For this segment (smaller, high street firms) the market always develops a solution, and the consolidator route can be the easiest, or maybe even only, option. These consolidators, set up by interested investors to acquire a number of good local high street practices, inject efficiencies into them and, by bringing them together, form a large firm that has a value. With the consolidator model, it is very unlikely the owner would receive a goodwill payment and they will need to ‘earn out’ over 12 or 24-months, but they should be able to have their insurance and other liabilities taken over, which has real value.

Mid-size firms

The last 18-months has been the busiest period for deals since Ampersand Legal began concentrating solely on law firm M&A a decade ago, and what has struck us is that firms in the £2m to £8m bracket are now prepared to be taken over. We always say that there are two types of firm who look at M&A, either the predator or the prey. A firm either wants to take over and be dominant or are happy to be acquired. Before COVID-19, over 90% of our clients wanted to be the predator, but now a number of firms in this segment have instructed us to find them a firm to roll into. We believe this is caused by the realisation that even if they are, say, a £6m firm and wish to merge with a £2m firm, this would only create an £8m firm and would probably still be too small to compete for better staff and clients. Therefore, rather than going through a number of small mergers to get to a reasonable size, it can make more sense to swallow your pride and merge with a firm twice your size so that the owners, staff and clients all have increased security. Post-COVID-19, 50% of our current clients are the willing prey, which is a perfectly understandable and valid strategy.

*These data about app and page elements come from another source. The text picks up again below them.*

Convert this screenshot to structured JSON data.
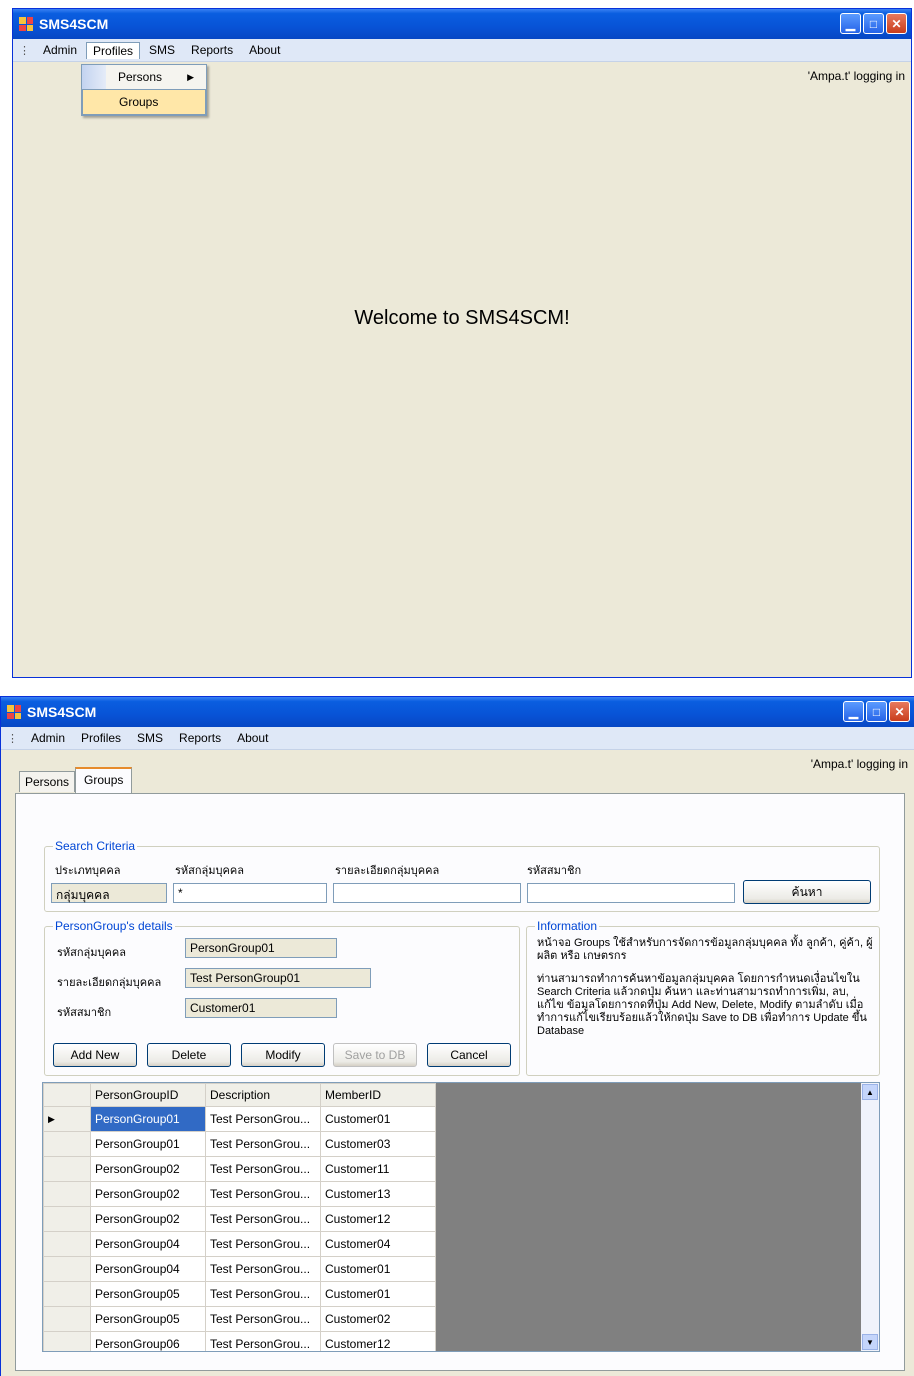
{
  "app_title": "SMS4SCM",
  "menu": [
    "Admin",
    "Profiles",
    "SMS",
    "Reports",
    "About"
  ],
  "logging_status": "'Ampa.t' logging in",
  "screen1": {
    "dropdown": [
      "Persons",
      "Groups"
    ],
    "welcome": "Welcome to SMS4SCM!"
  },
  "screen2": {
    "tabs": [
      "Persons",
      "Groups"
    ],
    "search": {
      "title": "Search Criteria",
      "labels": [
        "ประเภทบุคคล",
        "รหัสกลุ่มบุคคล",
        "รายละเอียดกลุ่มบุคคล",
        "รหัสสมาชิก"
      ],
      "type_value": "กลุ่มบุคคล",
      "group_id_value": "*",
      "description_value": "",
      "member_value": "",
      "search_button": "ค้นหา"
    },
    "details": {
      "title": "PersonGroup's details",
      "labels": [
        "รหัสกลุ่มบุคคล",
        "รายละเอียดกลุ่มบุคคล",
        "รหัสสมาชิก"
      ],
      "values": [
        "PersonGroup01",
        "Test PersonGroup01",
        "Customer01"
      ],
      "buttons": [
        "Add New",
        "Delete",
        "Modify",
        "Save to DB",
        "Cancel"
      ]
    },
    "information": {
      "title": "Information",
      "paragraph1": "หน้าจอ Groups ใช้สำหรับการจัดการข้อมูลกลุ่มบุคคล ทั้ง ลูกค้า, คู่ค้า, ผู้ผลิต หรือ เกษตรกร",
      "paragraph2": "ท่านสามารถทำการค้นหาข้อมูลกลุ่มบุคคล โดยการกำหนดเงื่อนไขใน Search Criteria แล้วกดปุ่ม ค้นหา และท่านสามารถทำการเพิ่ม, ลบ, แก้ไข ข้อมูลโดยการกดที่ปุ่ม Add New, Delete, Modify ตามลำดับ เมื่อทำการแก้ไขเรียบร้อยแล้วให้กดปุ่ม Save to DB เพื่อทำการ Update ขึ้น Database"
    },
    "grid": {
      "columns": [
        "PersonGroupID",
        "Description",
        "MemberID"
      ],
      "rows": [
        [
          "PersonGroup01",
          "Test PersonGrou...",
          "Customer01"
        ],
        [
          "PersonGroup01",
          "Test PersonGrou...",
          "Customer03"
        ],
        [
          "PersonGroup02",
          "Test PersonGrou...",
          "Customer11"
        ],
        [
          "PersonGroup02",
          "Test PersonGrou...",
          "Customer13"
        ],
        [
          "PersonGroup02",
          "Test PersonGrou...",
          "Customer12"
        ],
        [
          "PersonGroup04",
          "Test PersonGrou...",
          "Customer04"
        ],
        [
          "PersonGroup04",
          "Test PersonGrou...",
          "Customer01"
        ],
        [
          "PersonGroup05",
          "Test PersonGrou...",
          "Customer01"
        ],
        [
          "PersonGroup05",
          "Test PersonGrou...",
          "Customer02"
        ],
        [
          "PersonGroup06",
          "Test PersonGrou...",
          "Customer12"
        ]
      ]
    }
  }
}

Large firms

The third segment, those with an income up to £20m, still generally wish to remain the dominant party and they are finding it easier to attract good, smaller firms to solve problems. Profits in this segment have held up well, and often they will target smaller firms in specific practice areas (intellectual property, for example) to bolster their client offering. As mentioned previously, managing partners are now far more prepared to enter into discussions, and smaller firms are now more attracted to the security of a larger parent than the risk of remaining independent.

Finally, for larger commercial firms with incomes over £20m, there has been a trend in the US, and increasingly now in the UK, for these firms to embark on a merger project to get access to good staff. Previously, the merger target’s clients were the motivation and staff were seen as secondary, or even as a potential area for cost savings, but that is no longer. Recruitment has been cut-throat over the past 18-months, again, not helped by consultancy firms and merging to get good staff suddenly makes a lot of sense.

As we move into 2023, it is unclear whether the current recessionary pressures will lessen merger activity, but as COVID-19 debt starts to bite and succession remains a growing issue, it is hard to see why it would.